By Dorothy Wickenden, The New Yorker —
When Ta-Nehisi Coates wrote “The Case for Reparations” for The Atlantic, in 2014, he didn’t expect the government to make reparations anytime soon. He told David Remnick that he had a more modest goal. “My notion,” Coates says, “was you could get people to stop laughing.” For Coates, to treat reparations as a punch line is to misunderstand their purpose. He argues that reparations weren’t only meant to atone for the horror of chattel slavery but to address racial inequities and the economic impact that has persisted since emancipation, more than a century ago. “The case I’m trying to make is, within the lifetime of a large number of Americans in this country, there was theft.”
“The Case for Reparations” was an intellectual sensation, and Coates did change the conversation; of the more than twenty candidates in the 2020 Democratic Presidential race, eight have said they’re in favor of at least establishing a commission to study the subject. He points to Senator Elizabeth Warren, who sought out Coates to discuss his article years before she was considered a candidate. But Coates’s own hopes for America truly making amends remain modest. “It may be true that this is something folks rally around,” he says, “but that’s never been my sense.”
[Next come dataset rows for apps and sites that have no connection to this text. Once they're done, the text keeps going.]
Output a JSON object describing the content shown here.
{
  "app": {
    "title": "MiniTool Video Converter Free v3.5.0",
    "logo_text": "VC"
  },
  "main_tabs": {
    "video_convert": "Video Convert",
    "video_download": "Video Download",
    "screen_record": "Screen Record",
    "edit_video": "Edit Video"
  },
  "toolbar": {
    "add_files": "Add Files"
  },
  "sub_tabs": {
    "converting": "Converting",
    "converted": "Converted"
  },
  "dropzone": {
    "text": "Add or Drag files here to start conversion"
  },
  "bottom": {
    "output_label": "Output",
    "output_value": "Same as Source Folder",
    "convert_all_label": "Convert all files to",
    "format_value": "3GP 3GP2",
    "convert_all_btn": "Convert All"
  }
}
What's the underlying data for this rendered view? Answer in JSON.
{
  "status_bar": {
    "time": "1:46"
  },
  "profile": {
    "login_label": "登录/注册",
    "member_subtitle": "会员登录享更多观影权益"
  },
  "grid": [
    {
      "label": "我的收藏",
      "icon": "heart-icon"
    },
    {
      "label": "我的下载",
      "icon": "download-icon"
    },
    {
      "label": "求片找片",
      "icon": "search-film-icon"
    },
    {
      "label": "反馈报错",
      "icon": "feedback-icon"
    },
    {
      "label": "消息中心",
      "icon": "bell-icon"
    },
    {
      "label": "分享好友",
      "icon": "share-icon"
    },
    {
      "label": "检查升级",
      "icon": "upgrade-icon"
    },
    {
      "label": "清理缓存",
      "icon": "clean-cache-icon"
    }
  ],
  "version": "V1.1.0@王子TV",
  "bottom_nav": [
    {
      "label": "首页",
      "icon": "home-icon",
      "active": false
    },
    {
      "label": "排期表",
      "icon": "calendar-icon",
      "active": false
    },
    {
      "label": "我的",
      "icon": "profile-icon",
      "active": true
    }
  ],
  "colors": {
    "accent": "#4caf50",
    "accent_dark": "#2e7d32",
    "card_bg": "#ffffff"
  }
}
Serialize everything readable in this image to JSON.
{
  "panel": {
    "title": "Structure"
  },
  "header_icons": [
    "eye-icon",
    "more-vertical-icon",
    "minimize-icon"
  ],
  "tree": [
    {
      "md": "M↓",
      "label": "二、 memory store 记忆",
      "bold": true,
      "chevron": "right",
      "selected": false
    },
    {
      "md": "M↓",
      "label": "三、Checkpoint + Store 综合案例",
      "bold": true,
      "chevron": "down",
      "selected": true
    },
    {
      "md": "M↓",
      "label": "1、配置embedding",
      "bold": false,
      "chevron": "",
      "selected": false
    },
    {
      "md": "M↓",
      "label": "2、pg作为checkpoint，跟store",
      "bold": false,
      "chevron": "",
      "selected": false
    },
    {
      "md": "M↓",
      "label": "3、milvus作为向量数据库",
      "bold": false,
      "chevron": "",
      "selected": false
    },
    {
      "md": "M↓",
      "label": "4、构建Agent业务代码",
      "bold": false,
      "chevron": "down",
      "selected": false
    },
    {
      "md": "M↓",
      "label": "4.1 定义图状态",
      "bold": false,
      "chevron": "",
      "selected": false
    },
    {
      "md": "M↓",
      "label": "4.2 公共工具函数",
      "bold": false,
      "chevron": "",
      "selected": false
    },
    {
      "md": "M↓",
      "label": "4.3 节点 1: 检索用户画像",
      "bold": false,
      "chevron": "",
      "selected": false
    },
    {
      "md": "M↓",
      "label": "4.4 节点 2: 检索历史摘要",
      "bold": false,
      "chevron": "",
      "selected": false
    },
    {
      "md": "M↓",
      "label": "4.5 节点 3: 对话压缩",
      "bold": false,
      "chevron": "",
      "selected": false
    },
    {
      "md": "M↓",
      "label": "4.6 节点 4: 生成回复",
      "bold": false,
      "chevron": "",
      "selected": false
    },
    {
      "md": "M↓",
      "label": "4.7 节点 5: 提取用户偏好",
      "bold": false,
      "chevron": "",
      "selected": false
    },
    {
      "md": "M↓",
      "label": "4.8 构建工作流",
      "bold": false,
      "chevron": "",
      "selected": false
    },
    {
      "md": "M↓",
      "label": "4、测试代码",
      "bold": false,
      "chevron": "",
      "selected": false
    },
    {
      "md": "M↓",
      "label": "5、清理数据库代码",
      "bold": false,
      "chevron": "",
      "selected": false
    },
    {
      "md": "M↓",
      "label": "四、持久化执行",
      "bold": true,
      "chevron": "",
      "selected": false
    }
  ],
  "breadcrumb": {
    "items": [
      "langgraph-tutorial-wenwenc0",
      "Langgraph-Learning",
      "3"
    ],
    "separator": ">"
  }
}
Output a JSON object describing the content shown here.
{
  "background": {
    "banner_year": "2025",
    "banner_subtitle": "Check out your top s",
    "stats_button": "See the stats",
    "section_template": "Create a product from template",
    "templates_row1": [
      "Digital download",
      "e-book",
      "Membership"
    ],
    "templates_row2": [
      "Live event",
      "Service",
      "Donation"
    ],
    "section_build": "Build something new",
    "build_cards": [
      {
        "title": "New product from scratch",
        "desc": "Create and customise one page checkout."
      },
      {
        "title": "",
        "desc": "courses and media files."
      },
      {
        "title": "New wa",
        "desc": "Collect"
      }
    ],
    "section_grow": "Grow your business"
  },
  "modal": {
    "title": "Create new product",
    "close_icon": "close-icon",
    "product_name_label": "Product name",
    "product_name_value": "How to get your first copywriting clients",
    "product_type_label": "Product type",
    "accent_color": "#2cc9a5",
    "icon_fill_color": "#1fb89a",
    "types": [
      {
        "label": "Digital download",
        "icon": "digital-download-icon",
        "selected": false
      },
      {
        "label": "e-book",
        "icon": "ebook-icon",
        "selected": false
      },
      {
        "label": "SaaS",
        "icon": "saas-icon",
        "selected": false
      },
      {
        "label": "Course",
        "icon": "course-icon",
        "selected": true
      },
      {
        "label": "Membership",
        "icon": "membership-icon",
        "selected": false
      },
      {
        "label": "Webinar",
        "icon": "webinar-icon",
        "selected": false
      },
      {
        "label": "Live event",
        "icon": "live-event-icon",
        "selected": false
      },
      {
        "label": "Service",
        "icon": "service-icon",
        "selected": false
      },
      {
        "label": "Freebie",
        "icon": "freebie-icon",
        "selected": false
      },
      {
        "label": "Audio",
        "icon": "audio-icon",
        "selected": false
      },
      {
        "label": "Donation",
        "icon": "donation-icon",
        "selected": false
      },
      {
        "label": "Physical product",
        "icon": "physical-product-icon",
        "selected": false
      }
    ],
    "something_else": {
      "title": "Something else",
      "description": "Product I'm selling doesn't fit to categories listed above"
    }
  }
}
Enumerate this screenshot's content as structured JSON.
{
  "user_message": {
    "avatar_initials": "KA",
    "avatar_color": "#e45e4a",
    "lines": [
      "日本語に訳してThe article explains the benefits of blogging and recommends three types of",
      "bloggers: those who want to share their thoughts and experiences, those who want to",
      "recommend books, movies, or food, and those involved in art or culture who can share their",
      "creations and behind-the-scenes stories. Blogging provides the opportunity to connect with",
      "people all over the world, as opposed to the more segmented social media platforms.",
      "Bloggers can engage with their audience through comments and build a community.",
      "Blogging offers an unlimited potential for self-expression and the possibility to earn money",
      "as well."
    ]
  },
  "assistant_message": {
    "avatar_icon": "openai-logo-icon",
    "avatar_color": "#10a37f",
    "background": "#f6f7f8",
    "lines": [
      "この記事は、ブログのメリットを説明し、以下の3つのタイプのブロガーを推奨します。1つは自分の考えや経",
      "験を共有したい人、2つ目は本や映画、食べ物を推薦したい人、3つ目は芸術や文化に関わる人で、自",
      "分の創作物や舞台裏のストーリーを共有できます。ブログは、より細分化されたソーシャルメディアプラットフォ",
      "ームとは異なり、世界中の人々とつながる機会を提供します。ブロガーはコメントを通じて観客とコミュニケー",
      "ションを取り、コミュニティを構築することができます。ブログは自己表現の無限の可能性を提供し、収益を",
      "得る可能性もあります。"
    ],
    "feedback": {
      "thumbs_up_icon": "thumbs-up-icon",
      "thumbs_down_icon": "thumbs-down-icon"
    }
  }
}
Source: The Institute of the Black World 21st Century (IBW21). The content of this article does not necessarily reflect the views or opinion of Global Diaspora News (www.GlobalDiasporaNews.com).